Trump’s administration built (so far) using Reagan’s blueprint
If there’s one thing I’ve learned about politics, it’s to anticipate being asked the same question during each presidential election: “When will we see the next Ronald Reagan?”
After all, what made Reagan special was that his leadership style fit the era in which he was in the White House. In other words, he was the right person for his moment — or, as Reagan would likely have said, “our moment.”
But, like many others, after being taken aback by Donald Trump winning the White House last November, I decided to take a step back and reevaluate the whole “Reagan question.”
Ultimately, my answer’s unchanged: Donald Trump isn’t Ronald Reagan. But maybe that’s the wrong question to be asking.
Instead of comparing our new president to Ronald Reagan the person (who was truly one-of-a-kind), we should compare the two as presidents. From this perspective, even though the tenors are quite different, Trump’s nascent administration has adopted characteristics of the early Reagan White House.
In other words, the Trump White House so far appears to be using Reagan’s first 100 days in office as its blueprint.
The Reagan Blueprint
The “Reagan Blueprint,” as we can refer to it, combines three essential traits of presidential leadership, including conviction of character, pragmatic optimism, and moral fortitude.
Being that he was the first Republican to assume the presidency in the post-Watergate era, Reagan’s early challenge was building trust with the entire nation, which took his conviction of character to speak candidly to the American people to gain their faith.
On the other hand, Reagan, whose nickname was the “Great Communicator,” knew the importance of listening to all constituents, including both supporters and critics, and thus he showed conviction of character by answering concerns publicly in speeches or briefings.
Recall also that when he assumed the presidency, America confronted the worst economic downturn, at that time, since the Great Depression.
Reagan therefore used his first Inaugural Address to not only allay fears but also convey optimism by promising to “return the nation to prosperity.” But no matter the problem, Reagan’s solutions were always pragmatic.
To foster economic growth, for example, Reagan sensibly wanted to reduce the federal bureaucracy by returning decision-making powers to the states.
He also wanted the country’s businesses to grow faster, so he proposed to eliminate regulations and unencumber free trade but on terms that were fair for American workers.
Finally, since his first 100 days in office were during a particularly tense era in America’s Cold War with the Soviet Union, Reagan’s moral fortitude led him to advocate a foreign policy based on peace through strength. He thus proceeded to rebuild America’s military capabilities and re-establish the nation as a moral leader around the world.
Trump’s First 100 Days
Now at about the midway point in his first 100 days in office, President Trump has fairly closely followed the Reagan Blueprint.
In his communication, like Reagan, Trump favors a plain-spoken and direct twitter-like style that fits the milieu of the times; and while Reagan’s preferred tool was the public speech, Trump’s is famously — or infamously — the tweet.
Specifically, if President Trump’s “Make America Great Again” slogan is familiar to you, perhaps that’s because its first use was by Reagan’s 1980 presidential campaign.
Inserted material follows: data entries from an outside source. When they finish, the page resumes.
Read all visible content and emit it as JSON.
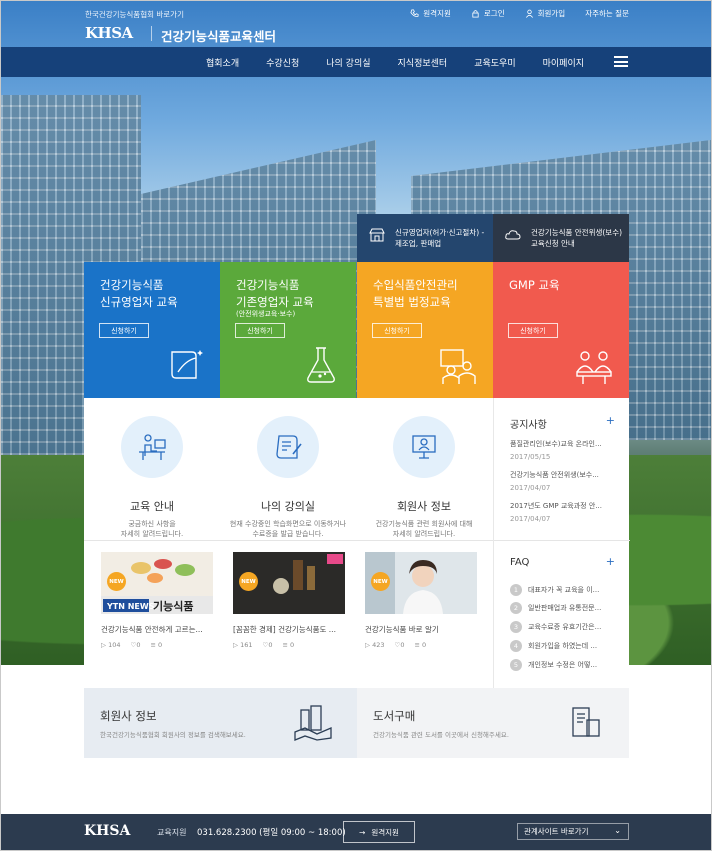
{
  "topbar": {
    "org_link": "한국건강기능식품협회 바로가기",
    "util": [
      {
        "icon": "phone-icon",
        "label": "원격지원"
      },
      {
        "icon": "lock-icon",
        "label": "로그인"
      },
      {
        "icon": "person-icon",
        "label": "회원가입"
      },
      {
        "icon": "",
        "label": "자주하는 질문"
      }
    ],
    "logo": "KHSA",
    "site_name": "건강기능식품교육센터"
  },
  "nav": {
    "items": [
      "협회소개",
      "수강신청",
      "나의 강의실",
      "지식정보센터",
      "교육도우미",
      "마이페이지"
    ]
  },
  "notices_top": [
    {
      "icon": "store-icon",
      "text": "신규영업자(허가·신고절차) -제조업, 판매업"
    },
    {
      "icon": "cloud-icon",
      "text": "건강기능식품 안전위생(보수)교육신청 안내"
    }
  ],
  "tiles": [
    {
      "title_1": "건강기능식품",
      "title_2": "신규영업자 교육",
      "sub": "",
      "button": "신청하기",
      "color": "#1a73c8"
    },
    {
      "title_1": "건강기능식품",
      "title_2": "기존영업자 교육",
      "sub": "(안전위생교육·보수)",
      "button": "신청하기",
      "color": "#5ba93b"
    },
    {
      "title_1": "수입식품안전관리",
      "title_2": "특별법 법정교육",
      "sub": "",
      "button": "신청하기",
      "color": "#f5a623"
    },
    {
      "title_1": "GMP 교육",
      "title_2": "",
      "sub": "",
      "button": "신청하기",
      "color": "#f15a4e"
    }
  ],
  "features": [
    {
      "title": "교육 안내",
      "desc_1": "궁금하신 사항을",
      "desc_2": "자세히 알려드립니다."
    },
    {
      "title": "나의 강의실",
      "desc_1": "현재 수강중인 학습화면으로 이동하거나",
      "desc_2": "수료증을 발급 받습니다."
    },
    {
      "title": "회원사 정보",
      "desc_1": "건강기능식품 관련 회원사에 대해",
      "desc_2": "자세히 알려드립니다."
    }
  ],
  "videos": [
    {
      "badge": "NEW",
      "title": "건강기능식품 안전하게 고르는...",
      "plays": "104",
      "likes": "0",
      "comments": "0"
    },
    {
      "badge": "NEW",
      "title": "[꼼꼼한 경제] 건강기능식품도 ...",
      "plays": "161",
      "likes": "0",
      "comments": "0"
    },
    {
      "badge": "NEW",
      "title": "건강기능식품 바로 알기",
      "plays": "423",
      "likes": "0",
      "comments": "0"
    }
  ],
  "notice": {
    "title": "공지사항",
    "items": [
      {
        "text": "품질관리인(보수)교육 온라인...",
        "date": "2017/05/15"
      },
      {
        "text": "건강기능식품 안전위생(보수...",
        "date": "2017/04/07"
      },
      {
        "text": "2017년도 GMP 교육과정 안...",
        "date": "2017/04/07"
      }
    ]
  },
  "faq": {
    "title": "FAQ",
    "items": [
      {
        "num": "1",
        "text": "대표자가 꼭 교육을 이..."
      },
      {
        "num": "2",
        "text": "일반판매업과 유통전문..."
      },
      {
        "num": "3",
        "text": "교육수료증 유효기간은..."
      },
      {
        "num": "4",
        "text": "회원가입을 하였는데 ..."
      },
      {
        "num": "5",
        "text": "개인정보 수정은 어떻..."
      }
    ]
  },
  "banners": [
    {
      "title": "회원사 정보",
      "desc": "한국건강기능식품협회 회원사의 정보를 검색해보세요."
    },
    {
      "title": "도서구매",
      "desc": "건강기능식품 관련 도서를 이곳에서 신청해주세요."
    }
  ],
  "footer": {
    "logo": "KHSA",
    "label": "교육지원",
    "phone": "031.628.2300 (평일 09:00 ~ 18:00)",
    "remote_button": "원격지원",
    "related_sites": "관계사이트 바로가기"
  },
  "colors": {
    "nav": "#16417a",
    "footer": "#2c3b4f",
    "accent": "#2a6dc0"
  }
}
One placard shows the candidate’s smiling countenance and, in white lettering below, the slogan, “Let’s make America great again.” President Trump claims he conceived it himself in 2012, and even trademarked the slogan, but one has to wonder if Reagan first planted the seed for the idea in his head.
Meanwhile, like with messaging, there are policy similarities between the two presidents.
Trump’s economic plan, which favors less bureaucracy, a return of states’ rights, and more business growth, practically echoes Reagan’s agenda.
Additionally, Trump’s initiated federal hiring freeze and reduction of non-essential diplomatic assets, his goal of fairer free trade for American workers, his proposed $54 billion military budget increase are four pages torn straight out of the Reagan Blueprint.
We’ll have to wait to see if, in the latter half of its first 100 days, President Trump’s administration continues following the Reagan Blueprint. But what we do know for sure, as this conversation attests, is that Reagan’s legacy is still embedded in the fabric of America.
As people, the comparisons between Reagan and Trump are not so obvious. Reagan’s demeanor was cool, calm and collected. Trump’s is, well, distinct.
Reagan was also respected by people from across the ideological spectrum, including congressional Democrats, who may have challenged him on policy, but found it hard not to admire the president as a person. Trump’s newness means his relationship with Democrats and even some Republicans is still developing, although the president has expressed his hope for bipartisan policies on issues like health care, immigration and school choice.
But talking about Reagan and Trump as presidents, it’s hard not to argue that, so far, President Trump is following the Reagan Blueprint.
John Heubusch is the executive director of the Ronald Reagan Presidential Foundation and Institute and author of the forthcoming novel, “The Shroud Conspiracy” (March 14, 2017).